I write in DNA on the PSF (Passenger Service Fair), terrorism and the urgent need for judicial and police reforms in India. Read the full version of the article here.
To create a sense of security for her citizens, India has to implement Police Reforms.
“If you cannot eliminate the source of terror, the next best option is to mitigate its flow to India. Newer institutional structures like the NCTC, Natgrid and NIA can help but even they are not sufficient. There is no spigot which works only for terrorism. Terrorism flows in the same pipes which are used by other criminal activities. If you can get a mobile SIM card activated on a false ID for your classmate, so can someone else, even terrorists. It is the whole ecosystem of casual criminal behavior. The supply chain which allows the neighbourhood shop to give you the latest pirated video game for Rs 200 can be easily used by the terrorists to move explosives and timers. Unless you close the tap of crime completely, you will have terrorism coming through the same pipeline. You can’t target terrorism in isolation. To succeed, the whole system of governance, particularly our criminal justice system, needs to be reformed.
There are two components of the criminal justice system that demand immediate reforms– the judiciary and the police. Not only is our legal system dated, the judiciary itself suffers from a multiple shortfalls. At present there are more than three crore pending cases in various courts. Consequently, 67 percent of inmates across prisons are now undertrials. For the few cases that are decided, the rate of conviction remains abysmally low. The answer lies in speeding up litigation.
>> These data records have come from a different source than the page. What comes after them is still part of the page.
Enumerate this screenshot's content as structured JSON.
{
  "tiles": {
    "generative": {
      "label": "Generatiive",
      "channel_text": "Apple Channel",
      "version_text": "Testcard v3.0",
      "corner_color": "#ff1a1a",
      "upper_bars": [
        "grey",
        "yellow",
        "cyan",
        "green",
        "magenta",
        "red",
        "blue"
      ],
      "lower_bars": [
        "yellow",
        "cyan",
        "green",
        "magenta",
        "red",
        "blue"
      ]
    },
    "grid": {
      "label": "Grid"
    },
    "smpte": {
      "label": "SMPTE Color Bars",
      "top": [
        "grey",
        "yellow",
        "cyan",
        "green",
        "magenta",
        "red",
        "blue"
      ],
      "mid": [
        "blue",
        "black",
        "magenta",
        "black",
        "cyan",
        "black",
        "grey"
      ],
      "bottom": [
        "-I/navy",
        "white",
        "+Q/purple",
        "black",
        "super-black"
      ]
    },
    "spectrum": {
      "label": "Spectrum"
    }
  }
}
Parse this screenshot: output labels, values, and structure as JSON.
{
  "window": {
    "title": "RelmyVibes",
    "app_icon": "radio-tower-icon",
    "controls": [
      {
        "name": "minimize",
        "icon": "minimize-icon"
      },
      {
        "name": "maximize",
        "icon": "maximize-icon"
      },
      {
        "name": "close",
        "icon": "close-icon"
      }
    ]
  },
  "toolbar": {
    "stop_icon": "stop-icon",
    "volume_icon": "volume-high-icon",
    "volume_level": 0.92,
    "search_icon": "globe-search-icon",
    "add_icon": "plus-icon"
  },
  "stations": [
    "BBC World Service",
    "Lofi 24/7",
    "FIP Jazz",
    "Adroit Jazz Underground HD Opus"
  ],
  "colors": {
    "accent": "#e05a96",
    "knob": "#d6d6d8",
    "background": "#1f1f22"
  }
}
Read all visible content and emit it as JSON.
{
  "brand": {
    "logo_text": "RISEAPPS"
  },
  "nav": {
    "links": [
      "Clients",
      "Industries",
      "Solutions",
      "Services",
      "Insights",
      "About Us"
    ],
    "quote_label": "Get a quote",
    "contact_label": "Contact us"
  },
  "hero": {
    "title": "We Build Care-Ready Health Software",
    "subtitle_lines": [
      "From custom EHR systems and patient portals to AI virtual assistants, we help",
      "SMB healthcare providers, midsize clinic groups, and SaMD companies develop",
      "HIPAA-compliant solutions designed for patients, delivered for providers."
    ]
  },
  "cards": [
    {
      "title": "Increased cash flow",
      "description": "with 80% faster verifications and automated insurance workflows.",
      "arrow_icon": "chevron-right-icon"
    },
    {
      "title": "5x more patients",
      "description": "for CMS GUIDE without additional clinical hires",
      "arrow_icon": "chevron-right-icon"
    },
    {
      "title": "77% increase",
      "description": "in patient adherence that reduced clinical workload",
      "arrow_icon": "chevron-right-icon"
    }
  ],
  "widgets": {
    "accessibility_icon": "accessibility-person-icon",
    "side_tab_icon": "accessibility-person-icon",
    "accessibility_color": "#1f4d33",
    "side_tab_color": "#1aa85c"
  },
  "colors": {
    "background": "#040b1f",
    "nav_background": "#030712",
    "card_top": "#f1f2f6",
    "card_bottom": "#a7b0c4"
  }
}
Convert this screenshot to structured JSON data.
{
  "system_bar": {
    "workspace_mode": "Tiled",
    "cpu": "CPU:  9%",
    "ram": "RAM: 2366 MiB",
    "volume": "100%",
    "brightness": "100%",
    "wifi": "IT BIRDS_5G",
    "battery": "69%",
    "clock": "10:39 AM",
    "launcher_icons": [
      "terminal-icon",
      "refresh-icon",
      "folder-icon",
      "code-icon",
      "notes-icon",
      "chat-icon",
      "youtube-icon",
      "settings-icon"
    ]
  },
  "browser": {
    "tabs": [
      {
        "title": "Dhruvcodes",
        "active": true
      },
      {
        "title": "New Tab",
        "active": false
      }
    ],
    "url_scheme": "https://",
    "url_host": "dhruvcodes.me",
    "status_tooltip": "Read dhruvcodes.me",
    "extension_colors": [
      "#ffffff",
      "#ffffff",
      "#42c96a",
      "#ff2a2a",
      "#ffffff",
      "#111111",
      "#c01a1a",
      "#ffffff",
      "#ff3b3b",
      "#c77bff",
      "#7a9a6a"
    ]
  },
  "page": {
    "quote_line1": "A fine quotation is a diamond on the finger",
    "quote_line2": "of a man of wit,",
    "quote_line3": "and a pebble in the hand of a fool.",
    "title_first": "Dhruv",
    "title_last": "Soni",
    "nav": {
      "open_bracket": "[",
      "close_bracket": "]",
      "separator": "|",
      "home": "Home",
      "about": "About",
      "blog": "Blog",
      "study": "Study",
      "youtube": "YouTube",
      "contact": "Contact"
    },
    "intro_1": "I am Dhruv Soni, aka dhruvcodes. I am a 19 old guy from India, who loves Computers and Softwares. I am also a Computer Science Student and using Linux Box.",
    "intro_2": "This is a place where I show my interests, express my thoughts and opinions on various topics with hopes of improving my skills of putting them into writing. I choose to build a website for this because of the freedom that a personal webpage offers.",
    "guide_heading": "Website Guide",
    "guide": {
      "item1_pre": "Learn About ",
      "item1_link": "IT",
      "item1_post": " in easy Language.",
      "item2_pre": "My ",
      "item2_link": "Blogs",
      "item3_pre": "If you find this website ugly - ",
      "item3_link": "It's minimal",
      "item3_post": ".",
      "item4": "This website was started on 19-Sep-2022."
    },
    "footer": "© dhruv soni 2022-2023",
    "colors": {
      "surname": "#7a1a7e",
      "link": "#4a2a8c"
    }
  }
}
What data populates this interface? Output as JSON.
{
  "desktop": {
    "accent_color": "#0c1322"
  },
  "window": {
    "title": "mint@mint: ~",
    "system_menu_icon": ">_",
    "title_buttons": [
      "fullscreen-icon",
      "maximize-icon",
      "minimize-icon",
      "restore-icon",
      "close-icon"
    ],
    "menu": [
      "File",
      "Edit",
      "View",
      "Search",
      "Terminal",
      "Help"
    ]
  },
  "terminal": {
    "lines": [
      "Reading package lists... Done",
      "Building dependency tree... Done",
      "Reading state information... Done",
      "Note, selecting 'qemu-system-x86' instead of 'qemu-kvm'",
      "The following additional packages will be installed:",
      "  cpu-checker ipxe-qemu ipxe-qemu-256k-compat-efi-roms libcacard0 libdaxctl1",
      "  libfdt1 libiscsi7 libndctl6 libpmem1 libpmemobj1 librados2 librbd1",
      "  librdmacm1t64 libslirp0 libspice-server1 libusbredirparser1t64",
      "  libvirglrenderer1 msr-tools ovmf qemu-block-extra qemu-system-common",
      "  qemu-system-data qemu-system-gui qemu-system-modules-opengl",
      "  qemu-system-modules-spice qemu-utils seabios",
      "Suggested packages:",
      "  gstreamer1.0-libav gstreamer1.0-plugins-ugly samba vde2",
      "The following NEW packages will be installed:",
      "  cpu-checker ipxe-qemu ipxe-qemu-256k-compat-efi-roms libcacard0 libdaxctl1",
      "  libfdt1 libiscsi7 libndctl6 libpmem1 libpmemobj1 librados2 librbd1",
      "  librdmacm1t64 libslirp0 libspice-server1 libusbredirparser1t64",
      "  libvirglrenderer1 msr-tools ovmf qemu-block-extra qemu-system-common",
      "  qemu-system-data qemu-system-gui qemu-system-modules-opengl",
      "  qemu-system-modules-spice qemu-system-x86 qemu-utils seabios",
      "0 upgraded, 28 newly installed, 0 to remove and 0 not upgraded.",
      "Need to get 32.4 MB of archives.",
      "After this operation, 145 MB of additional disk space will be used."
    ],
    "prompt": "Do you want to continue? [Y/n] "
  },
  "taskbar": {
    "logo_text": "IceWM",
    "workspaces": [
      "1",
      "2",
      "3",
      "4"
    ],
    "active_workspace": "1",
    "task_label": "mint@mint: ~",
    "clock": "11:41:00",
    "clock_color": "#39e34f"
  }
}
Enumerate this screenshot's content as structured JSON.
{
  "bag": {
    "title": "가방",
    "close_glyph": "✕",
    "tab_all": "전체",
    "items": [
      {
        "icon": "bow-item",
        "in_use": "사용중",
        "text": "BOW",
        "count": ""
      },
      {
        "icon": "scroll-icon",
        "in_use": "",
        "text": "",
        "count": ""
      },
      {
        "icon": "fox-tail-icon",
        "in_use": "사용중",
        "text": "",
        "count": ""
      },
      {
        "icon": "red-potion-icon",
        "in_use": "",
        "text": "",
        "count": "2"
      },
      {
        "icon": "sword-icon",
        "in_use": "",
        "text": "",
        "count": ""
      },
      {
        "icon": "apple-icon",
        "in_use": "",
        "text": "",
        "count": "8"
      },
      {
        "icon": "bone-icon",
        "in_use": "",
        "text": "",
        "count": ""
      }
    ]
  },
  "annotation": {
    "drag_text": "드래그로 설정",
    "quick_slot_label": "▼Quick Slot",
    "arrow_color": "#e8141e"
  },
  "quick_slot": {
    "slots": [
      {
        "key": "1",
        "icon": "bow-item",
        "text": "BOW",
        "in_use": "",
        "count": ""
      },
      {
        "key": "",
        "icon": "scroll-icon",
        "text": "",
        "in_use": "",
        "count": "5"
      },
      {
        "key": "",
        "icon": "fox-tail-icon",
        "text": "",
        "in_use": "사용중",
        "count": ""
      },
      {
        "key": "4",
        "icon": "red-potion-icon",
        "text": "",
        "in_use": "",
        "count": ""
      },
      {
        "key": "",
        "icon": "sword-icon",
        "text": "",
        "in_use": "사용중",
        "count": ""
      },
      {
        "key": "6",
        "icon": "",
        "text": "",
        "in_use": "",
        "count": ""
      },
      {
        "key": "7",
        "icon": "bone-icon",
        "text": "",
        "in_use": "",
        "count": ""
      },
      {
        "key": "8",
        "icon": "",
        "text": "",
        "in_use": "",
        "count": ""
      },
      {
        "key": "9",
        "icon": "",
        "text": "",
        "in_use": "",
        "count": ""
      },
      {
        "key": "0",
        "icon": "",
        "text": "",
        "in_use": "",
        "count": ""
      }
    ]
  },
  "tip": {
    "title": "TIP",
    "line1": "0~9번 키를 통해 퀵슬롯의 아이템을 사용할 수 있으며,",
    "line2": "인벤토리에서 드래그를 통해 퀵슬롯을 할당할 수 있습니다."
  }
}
The archaic methods of handling these cases can’t continue any longer. Only by incorporating modern technology, replacing paperwork and removing multiple bureaucratic barriers can the judiciary restore its credibility and supremacy.”
This piece was first published in DNA on 22 August, 2013. I am grateful to some of my colleagues at the Takshashila Institution for reviewing this piece prior to publication.